> **WORK TASK**: Every line of the data needs to be returned exactly.

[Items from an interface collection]
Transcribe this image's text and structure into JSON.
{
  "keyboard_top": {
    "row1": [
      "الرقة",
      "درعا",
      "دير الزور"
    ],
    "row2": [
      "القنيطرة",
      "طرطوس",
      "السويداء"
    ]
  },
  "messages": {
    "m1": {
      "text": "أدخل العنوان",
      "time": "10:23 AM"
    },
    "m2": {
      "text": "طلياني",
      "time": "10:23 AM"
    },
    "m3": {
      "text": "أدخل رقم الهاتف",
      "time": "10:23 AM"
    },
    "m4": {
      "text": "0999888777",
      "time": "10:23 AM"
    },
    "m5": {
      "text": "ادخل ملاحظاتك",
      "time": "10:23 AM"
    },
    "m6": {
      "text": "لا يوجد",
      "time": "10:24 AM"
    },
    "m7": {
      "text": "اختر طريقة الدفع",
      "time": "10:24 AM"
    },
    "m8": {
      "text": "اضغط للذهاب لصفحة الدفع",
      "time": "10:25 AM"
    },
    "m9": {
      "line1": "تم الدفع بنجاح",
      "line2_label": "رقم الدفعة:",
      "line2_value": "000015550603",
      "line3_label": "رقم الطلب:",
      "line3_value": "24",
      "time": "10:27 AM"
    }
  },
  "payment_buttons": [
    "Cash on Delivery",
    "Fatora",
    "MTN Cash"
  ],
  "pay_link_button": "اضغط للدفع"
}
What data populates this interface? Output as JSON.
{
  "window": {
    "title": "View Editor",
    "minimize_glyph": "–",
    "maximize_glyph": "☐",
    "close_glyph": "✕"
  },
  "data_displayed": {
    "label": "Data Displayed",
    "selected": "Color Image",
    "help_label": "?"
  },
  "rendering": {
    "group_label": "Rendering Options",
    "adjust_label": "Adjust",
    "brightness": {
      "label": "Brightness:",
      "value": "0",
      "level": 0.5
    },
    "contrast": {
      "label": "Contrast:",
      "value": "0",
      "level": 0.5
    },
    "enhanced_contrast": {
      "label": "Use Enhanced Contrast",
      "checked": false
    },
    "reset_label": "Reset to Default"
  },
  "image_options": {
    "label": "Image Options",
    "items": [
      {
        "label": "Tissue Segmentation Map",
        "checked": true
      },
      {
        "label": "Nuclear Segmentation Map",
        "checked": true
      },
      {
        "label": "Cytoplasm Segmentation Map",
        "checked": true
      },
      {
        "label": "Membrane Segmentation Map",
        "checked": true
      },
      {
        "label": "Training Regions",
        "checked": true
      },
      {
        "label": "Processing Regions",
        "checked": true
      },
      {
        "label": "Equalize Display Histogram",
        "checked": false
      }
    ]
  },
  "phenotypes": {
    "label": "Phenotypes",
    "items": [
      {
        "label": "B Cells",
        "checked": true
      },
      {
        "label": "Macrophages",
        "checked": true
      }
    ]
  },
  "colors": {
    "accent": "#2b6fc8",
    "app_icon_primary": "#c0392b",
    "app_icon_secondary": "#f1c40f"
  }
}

> **YOUR SOLUTION**:
Transcribe this image's text and structure into JSON.
{
  "keyboard_top": {
    "row1": [
      "الرقة",
      "درعا",
      "دير الزور"
    ],
    "row2": [
      "القنيطرة",
      "طرطوس",
      "السويداء"
    ]
  },
  "messages": {
    "m1": {
      "text": "أدخل العنوان",
      "time": "10:23 AM"
    },
    "m2": {
      "text": "طلياني",
      "time": "10:23 AM"
    },
    "m3": {
      "text": "أدخل رقم الهاتف",
      "time": "10:23 AM"
    },
    "m4": {
      "text": "0999888777",
      "time": "10:23 AM"
    },
    "m5": {
      "text": "ادخل ملاحظاتك",
      "time": "10:23 AM"
    },
    "m6": {
      "text": "لا يوجد",
      "time": "10:24 AM"
    },
    "m7": {
      "text": "اختر طريقة الدفع",
      "time": "10:24 AM"
    },
    "m8": {
      "text": "اضغط للذهاب لصفحة الدفع",
      "time": "10:25 AM"
    },
    "m9": {
      "line1": "تم الدفع بنجاح",
      "line2_label": "رقم الدفعة:",
      "line2_value": "000015550603",
      "line3_label": "رقم الطلب:",
      "line3_value": "24",
      "time": "10:27 AM"
    }
  },
  "payment_buttons": [
    "Cash on Delivery",
    "Fatora",
    "MTN Cash"
  ],
  "pay_link_button": "اضغط للدفع"
}
What data populates this interface? Output as JSON.
{
  "window": {
    "title": "View Editor",
    "minimize_glyph": "–",
    "maximize_glyph": "☐",
    "close_glyph": "✕"
  },
  "data_displayed": {
    "label": "Data Displayed",
    "selected": "Color Image",
    "help_label": "?"
  },
  "rendering": {
    "group_label": "Rendering Options",
    "adjust_label": "Adjust",
    "brightness": {
      "label": "Brightness:",
      "value": "0",
      "level": 0.5
    },
    "contrast": {
      "label": "Contrast:",
      "value": "0",
      "level": 0.5
    },
    "enhanced_contrast": {
      "label": "Use Enhanced Contrast",
      "checked": false
    },
    "reset_label": "Reset to Default"
  },
  "image_options": {
    "label": "Image Options",
    "items": [
      {
        "label": "Tissue Segmentation Map",
        "checked": true
      },
      {
        "label": "Nuclear Segmentation Map",
        "checked": true
      },
      {
        "label": "Cytoplasm Segmentation Map",
        "checked": true
      },
      {
        "label": "Membrane Segmentation Map",
        "checked": true
      },
      {
        "label": "Training Regions",
        "checked": true
      },
      {
        "label": "Processing Regions",
        "checked": true
      },
      {
        "label": "Equalize Display Histogram",
        "checked": false
      }
    ]
  },
  "phenotypes": {
    "label": "Phenotypes",
    "items": [
      {
        "label": "B Cells",
        "checked": true
      },
      {
        "label": "Macrophages",
        "checked": true
      }
    ]
  },
  "colors": {
    "accent": "#2b6fc8",
    "app_icon_primary": "#c0392b",
    "app_icon_secondary": "#f1c40f"
  }
}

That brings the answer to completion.